* **HOW TO COMPLETE THIS TASK**
Copy out once more, exactly, the line with "Transcribe this image's" and all the lines after it, up to the last line of the data.

* **LISTED ENTRIES**
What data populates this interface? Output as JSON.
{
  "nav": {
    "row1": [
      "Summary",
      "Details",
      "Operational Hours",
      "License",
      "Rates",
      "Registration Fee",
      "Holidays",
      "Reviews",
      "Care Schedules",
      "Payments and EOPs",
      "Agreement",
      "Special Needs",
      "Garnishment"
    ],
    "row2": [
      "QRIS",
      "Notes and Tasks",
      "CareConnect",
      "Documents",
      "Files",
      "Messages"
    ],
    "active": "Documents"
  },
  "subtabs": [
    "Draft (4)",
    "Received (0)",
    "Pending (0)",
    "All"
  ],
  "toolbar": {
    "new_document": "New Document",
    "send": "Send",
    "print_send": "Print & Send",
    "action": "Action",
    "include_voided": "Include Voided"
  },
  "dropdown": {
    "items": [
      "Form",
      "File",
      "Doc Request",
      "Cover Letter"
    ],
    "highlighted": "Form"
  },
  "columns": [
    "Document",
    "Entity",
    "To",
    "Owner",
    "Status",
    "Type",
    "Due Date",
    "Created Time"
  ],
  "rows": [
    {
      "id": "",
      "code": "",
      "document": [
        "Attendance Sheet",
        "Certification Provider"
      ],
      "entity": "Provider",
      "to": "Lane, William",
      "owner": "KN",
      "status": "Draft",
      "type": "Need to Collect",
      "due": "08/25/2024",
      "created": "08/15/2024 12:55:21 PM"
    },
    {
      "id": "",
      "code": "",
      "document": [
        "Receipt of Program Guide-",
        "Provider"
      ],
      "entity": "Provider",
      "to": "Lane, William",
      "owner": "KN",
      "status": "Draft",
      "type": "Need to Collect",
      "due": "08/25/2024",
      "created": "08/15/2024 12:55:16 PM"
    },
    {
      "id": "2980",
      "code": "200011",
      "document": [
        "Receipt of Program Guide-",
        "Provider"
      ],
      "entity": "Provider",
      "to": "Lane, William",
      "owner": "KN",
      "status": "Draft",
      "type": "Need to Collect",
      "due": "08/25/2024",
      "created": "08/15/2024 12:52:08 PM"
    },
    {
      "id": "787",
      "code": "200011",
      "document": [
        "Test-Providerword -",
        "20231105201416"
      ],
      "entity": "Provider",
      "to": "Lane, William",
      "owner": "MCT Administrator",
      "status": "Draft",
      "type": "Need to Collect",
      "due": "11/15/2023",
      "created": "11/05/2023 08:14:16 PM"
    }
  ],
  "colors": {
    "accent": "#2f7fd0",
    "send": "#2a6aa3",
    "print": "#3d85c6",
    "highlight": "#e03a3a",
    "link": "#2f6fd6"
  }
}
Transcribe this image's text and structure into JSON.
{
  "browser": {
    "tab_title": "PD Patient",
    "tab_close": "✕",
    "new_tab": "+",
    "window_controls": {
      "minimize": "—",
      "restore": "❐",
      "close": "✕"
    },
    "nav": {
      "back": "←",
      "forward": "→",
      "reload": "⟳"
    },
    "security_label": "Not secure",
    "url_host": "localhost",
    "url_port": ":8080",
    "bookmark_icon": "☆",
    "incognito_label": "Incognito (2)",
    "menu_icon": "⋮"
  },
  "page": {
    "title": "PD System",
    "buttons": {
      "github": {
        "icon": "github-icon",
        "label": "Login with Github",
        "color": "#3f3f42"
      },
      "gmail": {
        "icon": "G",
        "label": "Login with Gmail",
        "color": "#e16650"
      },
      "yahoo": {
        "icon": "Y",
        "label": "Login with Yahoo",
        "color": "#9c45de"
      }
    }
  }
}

* **TASK ANSWER**
Transcribe this image's text and structure into JSON.
{
  "browser": {
    "tab_title": "PD Patient",
    "tab_close": "✕",
    "new_tab": "+",
    "window_controls": {
      "minimize": "—",
      "restore": "❐",
      "close": "✕"
    },
    "nav": {
      "back": "←",
      "forward": "→",
      "reload": "⟳"
    },
    "security_label": "Not secure",
    "url_host": "localhost",
    "url_port": ":8080",
    "bookmark_icon": "☆",
    "incognito_label": "Incognito (2)",
    "menu_icon": "⋮"
  },
  "page": {
    "title": "PD System",
    "buttons": {
      "github": {
        "icon": "github-icon",
        "label": "Login with Github",
        "color": "#3f3f42"
      },
      "gmail": {
        "icon": "G",
        "label": "Login with Gmail",
        "color": "#e16650"
      },
      "yahoo": {
        "icon": "Y",
        "label": "Login with Yahoo",
        "color": "#9c45de"
      }
    }
  }
}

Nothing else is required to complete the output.